This victory comes at an auspicious time. The bridge scandal hovers — albeit much less conspicuously — and Christie received criticism for not fully funding the state pension system. Christie nevertheless is traveling widely and raising plenty of money on behalf of the Republican Governors Association. His poll numbers have stabilized, and he remains at the top of at least one 2016 poll, providing some reassurance to prospective donors.
It is not clear that Christie still will make a presidential run. But if he does want to pivot toward a presidential campaign, several things need to occur.
First, at some point he will need a clean bill of health on the bridge scandal. Donors and GOP voters are not going to gamble on a presidential candidate who could face a finding of wrongdoing or even legal action at any time. This one is largely in the hands of Democratic legislators and prosecutors, all of whom are going to operate on their own timetable.
Second, Christie will be hard-pressed to win over (or win back) donors if Jeb Bush runs. Bush generates great affection and respect among the donor class and many moderate Republicans. With some re-evaluation of George W. Bush’s presidency and the passage of time, the Bush name may no longer be a barrier. Will Jeb Bush run? I’d put the odds at 50-50, but we won’t know for sure until the end of the year, when he said he would make his decision. (It is noteworthy, however, that while Christie is out on the stump for 2014, Bush has not been.) And, yes, Mitt Romney will have to keep reiterating that he is not interested in another presidential run — a run that might divide support among GOP moderates and big donors. Once again, these factors are not within Christie’s control.

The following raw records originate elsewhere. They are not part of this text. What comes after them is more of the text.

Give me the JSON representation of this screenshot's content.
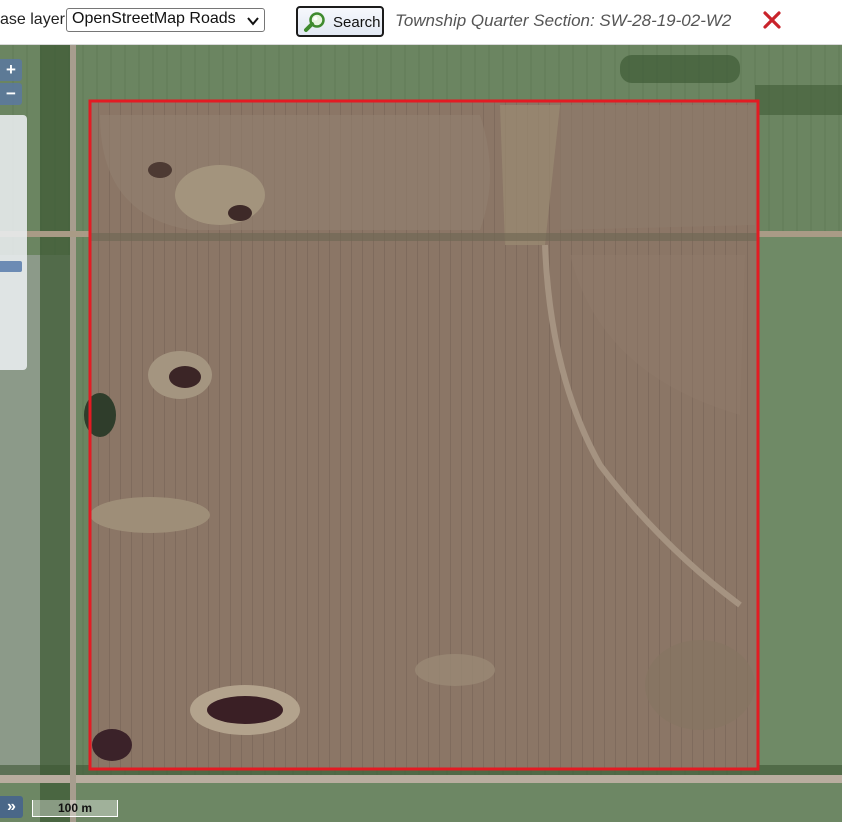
{
  "toolbar": {
    "base_layer_label": "ase layer:",
    "base_layer_selected": "OpenStreetMap Roads",
    "search_label": "Search",
    "section_title": "Township Quarter Section: SW-28-19-02-W2",
    "close_icon": "close-icon"
  },
  "map": {
    "zoom_in_label": "+",
    "zoom_out_label": "−",
    "expand_label": "»",
    "scale_label": "100 m",
    "boundary_color": "#e31b23",
    "field_color": "#8b7666",
    "vegetation_color": "#5d7a55"
  }
}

What is in Christie’s control is formation of a presidential-caliber message and agenda. This is almost the most critical factor for a successful run. It is not enough merely to present oneself as a generic bipartisan governor. Primary voters will want to know what Christie stands for. Bipartisanship must be a means to an end for these voters — successful conservative governance and re-establishment of U.S. influence in the world. The longer Christie delays spelling out what he is for on a national agenda, the more conservatives will be suspicious that he doesn’t have firm objectives and strong conservative instincts. This is not unlike the problem Texas Gov. Rick Perry (R) faced in 2012: how to translate success on the state level into an argument for “promotion” to the presidency.
Will Christie be the messenger for the reform conservative agenda? Will he focus on one part of that, namely Rep. Paul Ryan’s anti-poverty policies? Whatever Christie decides, he will have to make a convincing case for the message and for himself as the best messenger to win and enact that agenda. (If he’s not, why not get someone else who also can adopt a reform conservative agenda?)

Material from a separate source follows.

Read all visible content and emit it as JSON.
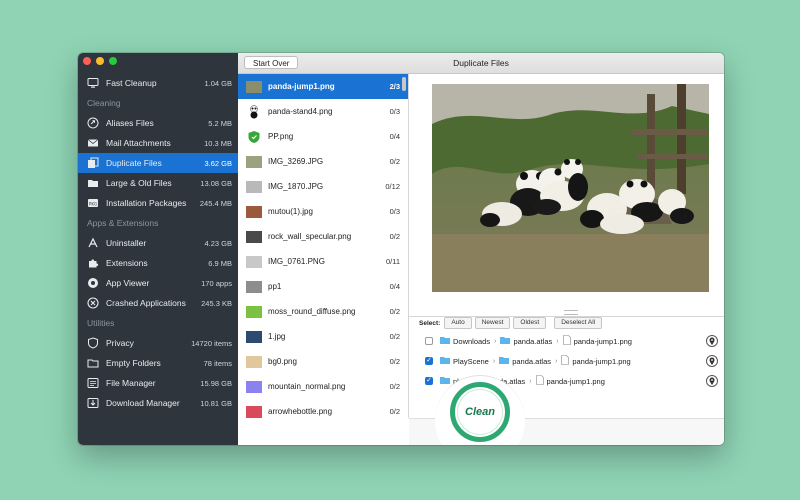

Equally important, Christie will need to define his foreign policy vision and become conversant in national security issues. He stumbled earlier by referring to the “occupied territories” in front of a staunchly pro-Israel group. Although he has given a few foreign policy speeches, he has yet to offer a comprehensive critique of what the president has done wrong and what he would do differently. (He previously dismissed, unwisely in our view, the debate between Sen. Rand Paul (R-Ky.) and Perry over the direction of foreign policy as mere squabbling.) He may want to use his expertise and experience as a federal prosecutor and as a governor with complex home security issues, but in and of itself this won’t be enough. The more chaotic the world becomes, the more essential it will be for presidential candidates to present themselves as capable and plausible commanders in chief.
Christie certainly can make a run if he chooses. But to do so successfully, he will need some luck and a first-rate agenda. That’s pretty much true of all the candidates, come to think of it.